Tragedy and Hope
of the likes we have grown used to on television news shows,
or in popular film narratives, hit our region just as we were
putting our last edition of this paper together a couple of
weeks ago. By now, we all know the basics of what happened.
A 23-year old from way Upstate in one of New York’s more
remote stretches stole a van and some guns, then ended up getting
pulled over by a state trooper at a convenience store in Margaretville.
A minor traffic incident turned ballistic when the young man,
Travis Trim, fired a handgun into the chest of the approaching
officer and ran for it, eventually ditching his vehicle and
making off into the local woods. All that day, the talk had
been about how killers of cops should be given the death penalty.
Not knowing that the trooper he’d shot had been protected
by body armor, Trim proceeded to act as if he’d entered
a black and white, life or death world where he no longer had
any options but the most dramatic.
It turns out that a nine-hour standoff with the shooter that
ended with one of the region’s more expensive second homes
going up in flames was entirely avertable. Trim had been shot
and killed during a morning shootout where a trooper was killed
by “friendly fire.” It also turns out that, when
the perpetrator’s back story started coming to light,
he was a just a normal kid who’d run into trouble with
the law in what should have been minor ways. He had a DUI, was
put on probation. Got busted buying beer for minors… which
could have meant anyone a year or two younger than he was. He
got busted for having pot.
Trim’s friends and family said that he felt he was bad,
that some of his acquaintances had told him he was headed downhill
into a life of crime. They also say he played a lot of video
games, the kind where one’s trapped in some situation
having to shoot one’s way out.
Locally, the incident involved a heavy police presence while
it was all transpiring. Troopers pulled over cars on state highways,
shotguns in hand, within a fifty mile radius of Margaretville.
People were warned by the local media to keep their hands on
the wheel lest they provoke an attack from an emotionally charged
police force. It got scary… could this one kid’s
flip-out create a chain reaction of further tragedies? Luckily,
it didn’t… beyond the friendly fire death and second
home’s burning from an errant tear gas shell.
Was there an overreaction? Are we all on tenderhooks, as a nation,
about to slip into violence at any moment if one of our protectors,
be they military or police, gets attacked? Has the world become
as black and white, as life and death, as good versus evil as
Trim seems to have believed, as so many around us keep repeating?
I know this may seem like a stretch to many, but I think the
answer is somehow tied up with the importance of next week’s

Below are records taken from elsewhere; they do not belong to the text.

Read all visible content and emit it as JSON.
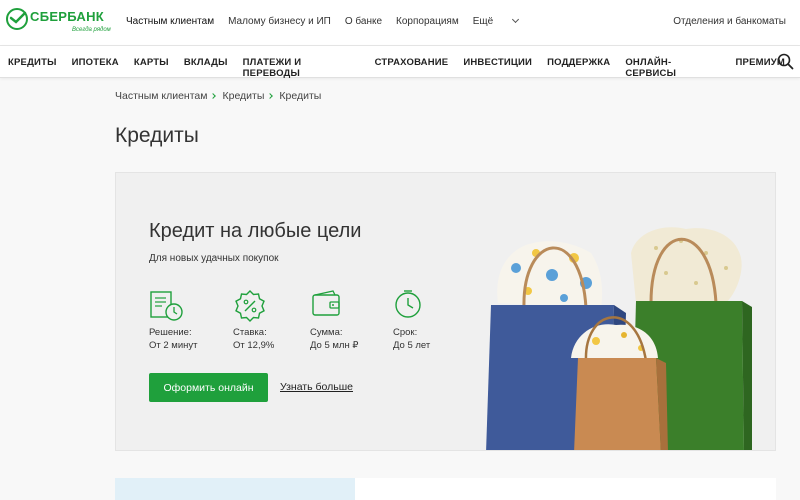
{
  "header": {
    "logo": {
      "brand": "СБЕРБАНК",
      "tagline": "Всегда рядом"
    },
    "nav": [
      "Частным клиентам",
      "Малому бизнесу и ИП",
      "О банке",
      "Корпорациям",
      "Ещё"
    ],
    "right_link": "Отделения и банкоматы"
  },
  "mainnav": {
    "items": [
      "КРЕДИТЫ",
      "ИПОТЕКА",
      "КАРТЫ",
      "ВКЛАДЫ",
      "ПЛАТЕЖИ И ПЕРЕВОДЫ",
      "СТРАХОВАНИЕ",
      "ИНВЕСТИЦИИ",
      "ПОДДЕРЖКА",
      "ОНЛАЙН-СЕРВИСЫ",
      "ПРЕМИУМ"
    ],
    "search_icon": "search-icon"
  },
  "breadcrumb": [
    "Частным клиентам",
    "Кредиты",
    "Кредиты"
  ],
  "page": {
    "title": "Кредиты"
  },
  "promo": {
    "title": "Кредит на любые цели",
    "subtitle": "Для новых удачных покупок",
    "features": [
      {
        "icon": "document-timer-icon",
        "label": "Решение:",
        "value": "От 2 минут"
      },
      {
        "icon": "percent-badge-icon",
        "label": "Ставка:",
        "value": "От 12,9%"
      },
      {
        "icon": "wallet-icon",
        "label": "Сумма:",
        "value": "До 5 млн ₽"
      },
      {
        "icon": "clock-icon",
        "label": "Срок:",
        "value": "До 5 лет"
      }
    ],
    "primary_button": "Оформить онлайн",
    "secondary_link": "Узнать больше"
  },
  "colors": {
    "brand_green": "#1fa03c",
    "bag_blue": "#3f5a9a",
    "bag_green": "#3b7f2a",
    "bag_kraft": "#c98a52"
  }
}
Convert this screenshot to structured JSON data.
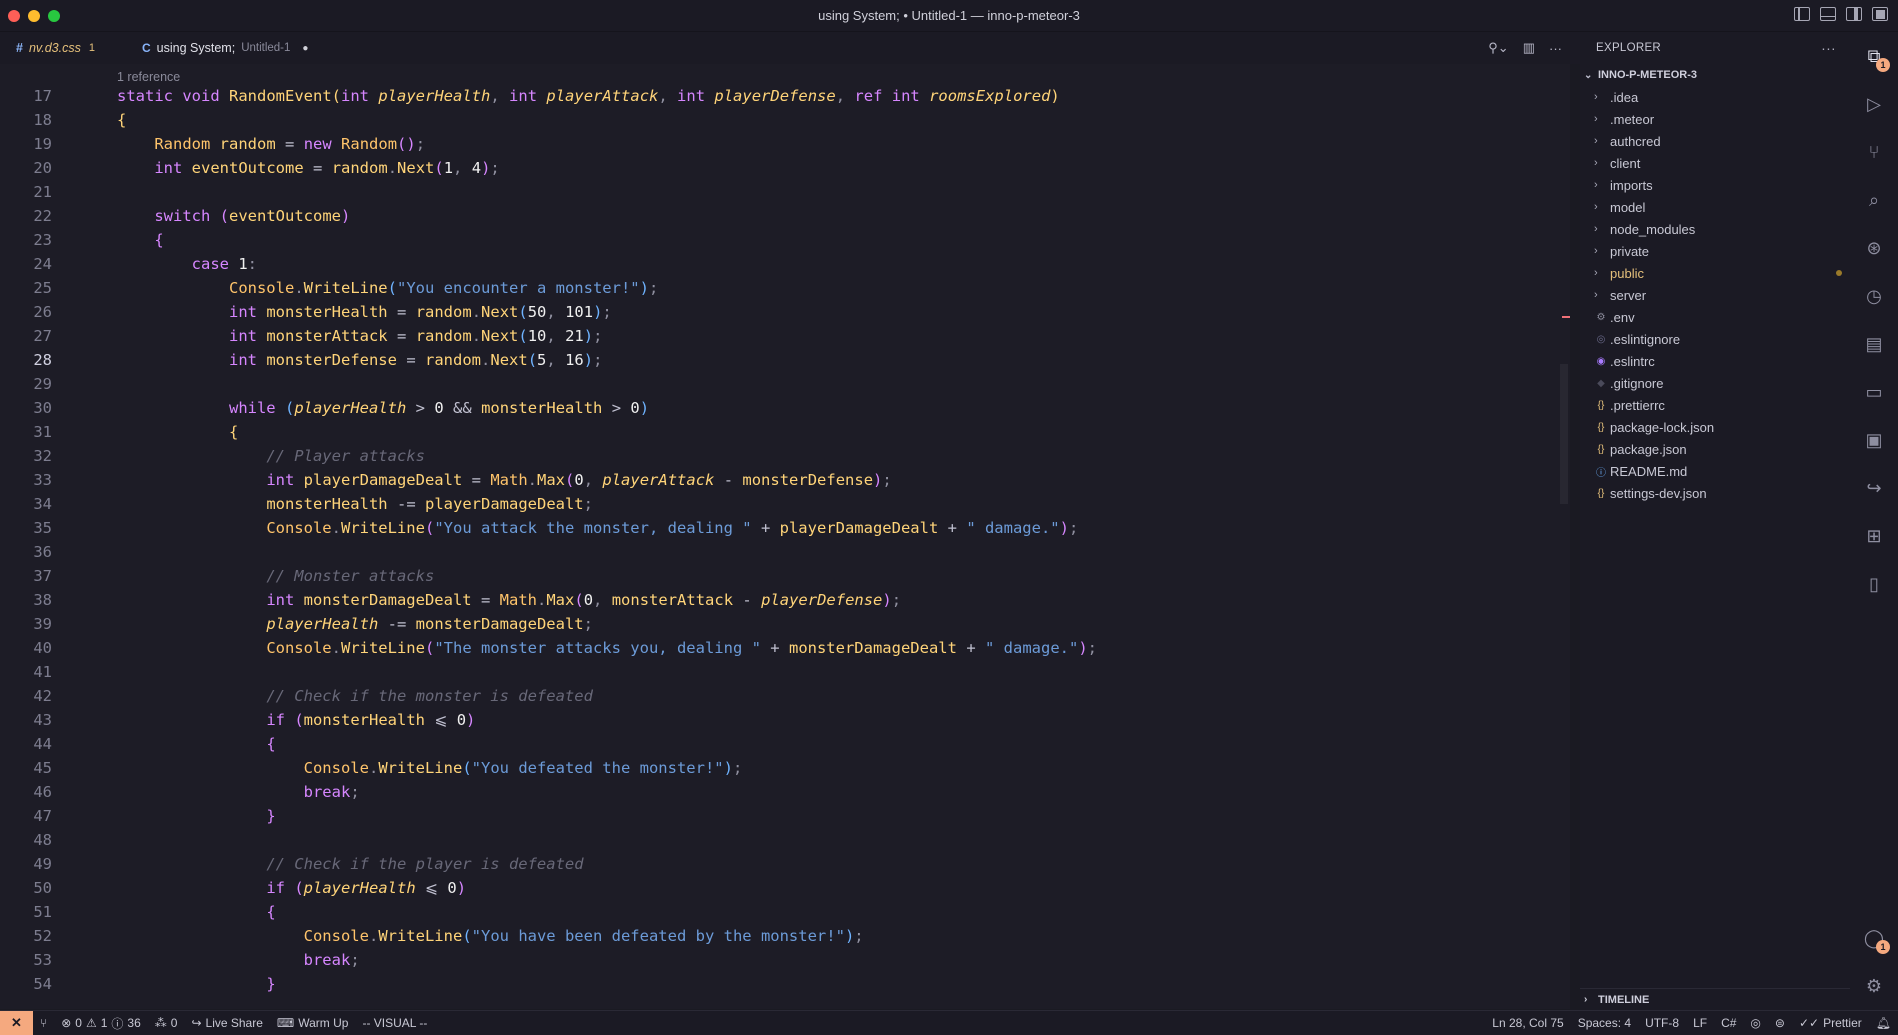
{
  "window": {
    "title": "using System; • Untitled-1 — inno-p-meteor-3"
  },
  "tabs": [
    {
      "icon": "#",
      "name": "nv.d3.css",
      "problems": "1"
    },
    {
      "icon": "C",
      "name": "using System;",
      "path": "Untitled-1",
      "dirty": "●"
    }
  ],
  "editor": {
    "reference_hint": "1 reference",
    "active_line": 28,
    "lines": [
      {
        "n": "17",
        "html": "<span class='k'>static</span> <span class='k'>void</span> <span class='f'>RandomEvent</span><span class='b1'>(</span><span class='k'>int</span> <span class='p'>playerHealth</span><span class='d'>,</span> <span class='k'>int</span> <span class='p'>playerAttack</span><span class='d'>,</span> <span class='k'>int</span> <span class='p'>playerDefense</span><span class='d'>,</span> <span class='k'>ref</span> <span class='k'>int</span> <span class='p'>roomsExplored</span><span class='b1'>)</span>"
      },
      {
        "n": "18",
        "html": "<span class='b1'>{</span>"
      },
      {
        "n": "19",
        "html": "    <span class='t'>Random</span> <span class='v'>random</span> <span class='o'>=</span> <span class='k'>new</span> <span class='t'>Random</span><span class='b2'>()</span><span class='d'>;</span>"
      },
      {
        "n": "20",
        "html": "    <span class='k'>int</span> <span class='v'>eventOutcome</span> <span class='o'>=</span> <span class='v'>random</span><span class='d'>.</span><span class='f'>Next</span><span class='b2'>(</span><span class='n'>1</span><span class='d'>,</span> <span class='n'>4</span><span class='b2'>)</span><span class='d'>;</span>"
      },
      {
        "n": "21",
        "html": ""
      },
      {
        "n": "22",
        "html": "    <span class='k'>switch</span> <span class='b2'>(</span><span class='v'>eventOutcome</span><span class='b2'>)</span>"
      },
      {
        "n": "23",
        "html": "    <span class='b2'>{</span>"
      },
      {
        "n": "24",
        "html": "        <span class='k'>case</span> <span class='n'>1</span><span class='d'>:</span>"
      },
      {
        "n": "25",
        "html": "            <span class='t'>Console</span><span class='d'>.</span><span class='f'>WriteLine</span><span class='b3'>(</span><span class='s'>\"You encounter a monster!\"</span><span class='b3'>)</span><span class='d'>;</span>"
      },
      {
        "n": "26",
        "html": "            <span class='k'>int</span> <span class='v'>monsterHealth</span> <span class='o'>=</span> <span class='v'>random</span><span class='d'>.</span><span class='f'>Next</span><span class='b3'>(</span><span class='n'>50</span><span class='d'>,</span> <span class='n'>101</span><span class='b3'>)</span><span class='d'>;</span>"
      },
      {
        "n": "27",
        "html": "            <span class='k'>int</span> <span class='v'>monsterAttack</span> <span class='o'>=</span> <span class='v'>random</span><span class='d'>.</span><span class='f'>Next</span><span class='b3'>(</span><span class='n'>10</span><span class='d'>,</span> <span class='n'>21</span><span class='b3'>)</span><span class='d'>;</span>"
      },
      {
        "n": "28",
        "html": "            <span class='k'>int</span> <span class='v'>monsterDefense</span> <span class='o'>=</span> <span class='v'>random</span><span class='d'>.</span><span class='f'>Next</span><span class='b3'>(</span><span class='n'>5</span><span class='d'>,</span> <span class='n'>16</span><span class='b3'>)</span><span class='d'>;</span>"
      },
      {
        "n": "29",
        "html": ""
      },
      {
        "n": "30",
        "html": "            <span class='k'>while</span> <span class='b3'>(</span><span class='p'>playerHealth</span> <span class='o'>&gt;</span> <span class='n'>0</span> <span class='o'>&amp;&amp;</span> <span class='v'>monsterHealth</span> <span class='o'>&gt;</span> <span class='n'>0</span><span class='b3'>)</span>"
      },
      {
        "n": "31",
        "html": "            <span class='b1'>{</span>"
      },
      {
        "n": "32",
        "html": "                <span class='c'>// Player attacks</span>"
      },
      {
        "n": "33",
        "html": "                <span class='k'>int</span> <span class='v'>playerDamageDealt</span> <span class='o'>=</span> <span class='t'>Math</span><span class='d'>.</span><span class='f'>Max</span><span class='b2'>(</span><span class='n'>0</span><span class='d'>,</span> <span class='p'>playerAttack</span> <span class='o'>-</span> <span class='v'>monsterDefense</span><span class='b2'>)</span><span class='d'>;</span>"
      },
      {
        "n": "34",
        "html": "                <span class='v'>monsterHealth</span> <span class='o'>-=</span> <span class='v'>playerDamageDealt</span><span class='d'>;</span>"
      },
      {
        "n": "35",
        "html": "                <span class='t'>Console</span><span class='d'>.</span><span class='f'>WriteLine</span><span class='b2'>(</span><span class='s'>\"You attack the monster, dealing \"</span> <span class='o'>+</span> <span class='v'>playerDamageDealt</span> <span class='o'>+</span> <span class='s'>\" damage.\"</span><span class='b2'>)</span><span class='d'>;</span>"
      },
      {
        "n": "36",
        "html": ""
      },
      {
        "n": "37",
        "html": "                <span class='c'>// Monster attacks</span>"
      },
      {
        "n": "38",
        "html": "                <span class='k'>int</span> <span class='v'>monsterDamageDealt</span> <span class='o'>=</span> <span class='t'>Math</span><span class='d'>.</span><span class='f'>Max</span><span class='b2'>(</span><span class='n'>0</span><span class='d'>,</span> <span class='v'>monsterAttack</span> <span class='o'>-</span> <span class='p'>playerDefense</span><span class='b2'>)</span><span class='d'>;</span>"
      },
      {
        "n": "39",
        "html": "                <span class='p'>playerHealth</span> <span class='o'>-=</span> <span class='v'>monsterDamageDealt</span><span class='d'>;</span>"
      },
      {
        "n": "40",
        "html": "                <span class='t'>Console</span><span class='d'>.</span><span class='f'>WriteLine</span><span class='b2'>(</span><span class='s'>\"The monster attacks you, dealing \"</span> <span class='o'>+</span> <span class='v'>monsterDamageDealt</span> <span class='o'>+</span> <span class='s'>\" damage.\"</span><span class='b2'>)</span><span class='d'>;</span>"
      },
      {
        "n": "41",
        "html": ""
      },
      {
        "n": "42",
        "html": "                <span class='c'>// Check if the monster is defeated</span>"
      },
      {
        "n": "43",
        "html": "                <span class='k'>if</span> <span class='b2'>(</span><span class='v'>monsterHealth</span> <span class='o'>⩽</span> <span class='n'>0</span><span class='b2'>)</span>"
      },
      {
        "n": "44",
        "html": "                <span class='b2'>{</span>"
      },
      {
        "n": "45",
        "html": "                    <span class='t'>Console</span><span class='d'>.</span><span class='f'>WriteLine</span><span class='b3'>(</span><span class='s'>\"You defeated the monster!\"</span><span class='b3'>)</span><span class='d'>;</span>"
      },
      {
        "n": "46",
        "html": "                    <span class='k'>break</span><span class='d'>;</span>"
      },
      {
        "n": "47",
        "html": "                <span class='b2'>}</span>"
      },
      {
        "n": "48",
        "html": ""
      },
      {
        "n": "49",
        "html": "                <span class='c'>// Check if the player is defeated</span>"
      },
      {
        "n": "50",
        "html": "                <span class='k'>if</span> <span class='b2'>(</span><span class='p'>playerHealth</span> <span class='o'>⩽</span> <span class='n'>0</span><span class='b2'>)</span>"
      },
      {
        "n": "51",
        "html": "                <span class='b2'>{</span>"
      },
      {
        "n": "52",
        "html": "                    <span class='t'>Console</span><span class='d'>.</span><span class='f'>WriteLine</span><span class='b3'>(</span><span class='s'>\"You have been defeated by the monster!\"</span><span class='b3'>)</span><span class='d'>;</span>"
      },
      {
        "n": "53",
        "html": "                    <span class='k'>break</span><span class='d'>;</span>"
      },
      {
        "n": "54",
        "html": "                <span class='b2'>}</span>"
      }
    ]
  },
  "explorer": {
    "header": "EXPLORER",
    "more_icon": "ellipsis-icon",
    "project": "INNO-P-METEOR-3",
    "items": [
      {
        "type": "folder",
        "name": ".idea"
      },
      {
        "type": "folder",
        "name": ".meteor"
      },
      {
        "type": "folder",
        "name": "authcred"
      },
      {
        "type": "folder",
        "name": "client"
      },
      {
        "type": "folder",
        "name": "imports"
      },
      {
        "type": "folder",
        "name": "model"
      },
      {
        "type": "folder",
        "name": "node_modules"
      },
      {
        "type": "folder",
        "name": "private"
      },
      {
        "type": "folder",
        "name": "public",
        "modified": true
      },
      {
        "type": "folder",
        "name": "server"
      },
      {
        "type": "file",
        "name": ".env",
        "icon": "⚙",
        "color": "#8a8a9a"
      },
      {
        "type": "file",
        "name": ".eslintignore",
        "icon": "◎",
        "color": "#6a6a8a"
      },
      {
        "type": "file",
        "name": ".eslintrc",
        "icon": "◉",
        "color": "#a97bff"
      },
      {
        "type": "file",
        "name": ".gitignore",
        "icon": "◆",
        "color": "#4a4a5a"
      },
      {
        "type": "file",
        "name": ".prettierrc",
        "icon": "{}",
        "color": "#e5c07b"
      },
      {
        "type": "file",
        "name": "package-lock.json",
        "icon": "{}",
        "color": "#e5c07b"
      },
      {
        "type": "file",
        "name": "package.json",
        "icon": "{}",
        "color": "#e5c07b"
      },
      {
        "type": "file",
        "name": "README.md",
        "icon": "ⓘ",
        "color": "#6fb3ff"
      },
      {
        "type": "file",
        "name": "settings-dev.json",
        "icon": "{}",
        "color": "#e5c07b"
      }
    ],
    "timeline": "TIMELINE"
  },
  "activity": [
    {
      "name": "files-icon",
      "glyph": "⧉",
      "active": true,
      "badge": "1"
    },
    {
      "name": "run-debug-icon",
      "glyph": "▷"
    },
    {
      "name": "source-control-icon",
      "glyph": "⑂"
    },
    {
      "name": "search-icon",
      "glyph": "⌕"
    },
    {
      "name": "git-graph-icon",
      "glyph": "⊛"
    },
    {
      "name": "git-history-icon",
      "glyph": "◷"
    },
    {
      "name": "panels-icon",
      "glyph": "▤"
    },
    {
      "name": "comments-icon",
      "glyph": "▭"
    },
    {
      "name": "remote-explorer-icon",
      "glyph": "▣"
    },
    {
      "name": "live-share-icon",
      "glyph": "↪"
    },
    {
      "name": "extensions-icon",
      "glyph": "⊞"
    },
    {
      "name": "docker-icon",
      "glyph": "▯"
    }
  ],
  "activity_bottom": [
    {
      "name": "accounts-icon",
      "glyph": "◯",
      "badge": "1"
    },
    {
      "name": "settings-gear-icon",
      "glyph": "⚙"
    }
  ],
  "status": {
    "remote": "✕",
    "errors": "0",
    "warnings": "1",
    "infos": "36",
    "ports": "0",
    "live_share": "Live Share",
    "warm_up": "Warm Up",
    "vim_mode": "-- VISUAL --",
    "position": "Ln 28, Col 75",
    "spaces": "Spaces: 4",
    "encoding": "UTF-8",
    "eol": "LF",
    "language": "C#",
    "prettier": "Prettier"
  },
  "colors": {
    "accent": "#f5a97f",
    "keyword": "#d686ff",
    "string": "#6c9bd8",
    "identifier": "#ffd479"
  }
}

school district vote on a new budget, and two of three candidates
for school board. Why? Because education – beyond learning
how to cope with video game dilemmas and policing “situations
– teaches us how to cope with a world in more than this
or that, us versus them dialectical terms. It teaches us to
weigh options, to grow the patience we all need to move forward
in life, to call enough enough, to not allow us into the tragic
choices we saw unfold last week.
In other words, well-funded education allows students the tools
to become engaged… be it in the digital world beyond games,
the endless combination of creativity and discipline offered
up via the arts, mathematics, and pure science; as well as the
knowledge imparted by history and all the disciplines. It rounds
us out. It gives us opportunity.
To bicker about the cost of such processes seems small-minded
to us. And hurtful, in the long-run, to young men and women
already scared about the world they are trying to enter responsibly.
Why say no to them via school budgets already whittled down
as best they can be via a public process?
Vote yes on this year’s budget. And the proposition for
new school buses. They are thoughtful requests for public help.
As for whom to vote for? We think the board president, Marino
D’Orazio, has experience, thoughtfulness, and forthrightness
and should be re-elected, even if his manners can sometimes
be blunt and his choices have not been everyone’s. We
feel he has been a good influence on the board and furthermore,
repeat our unpopular belief from last year’s election
that the wider representation of different communities on the
school board, the better things will be for the school district.
After all, Onteora is diverse, so its board should be too. Voting
for these positions based on non-school issues seems out-of-place.
As for the better of the two challengers… we leave that
to you to decide. It is good to see strong candidates come forward,
defeating the apathy that has sunk so many school districts
around our country. And as evidenced by the way our recent Interim
Superintendent, Jack Jordan, came to attention via a non-winning
shot for this same position, we stand by our belief that there
are no losers when it comes to such matters.
Unless we vote against the idea of education. Then we invite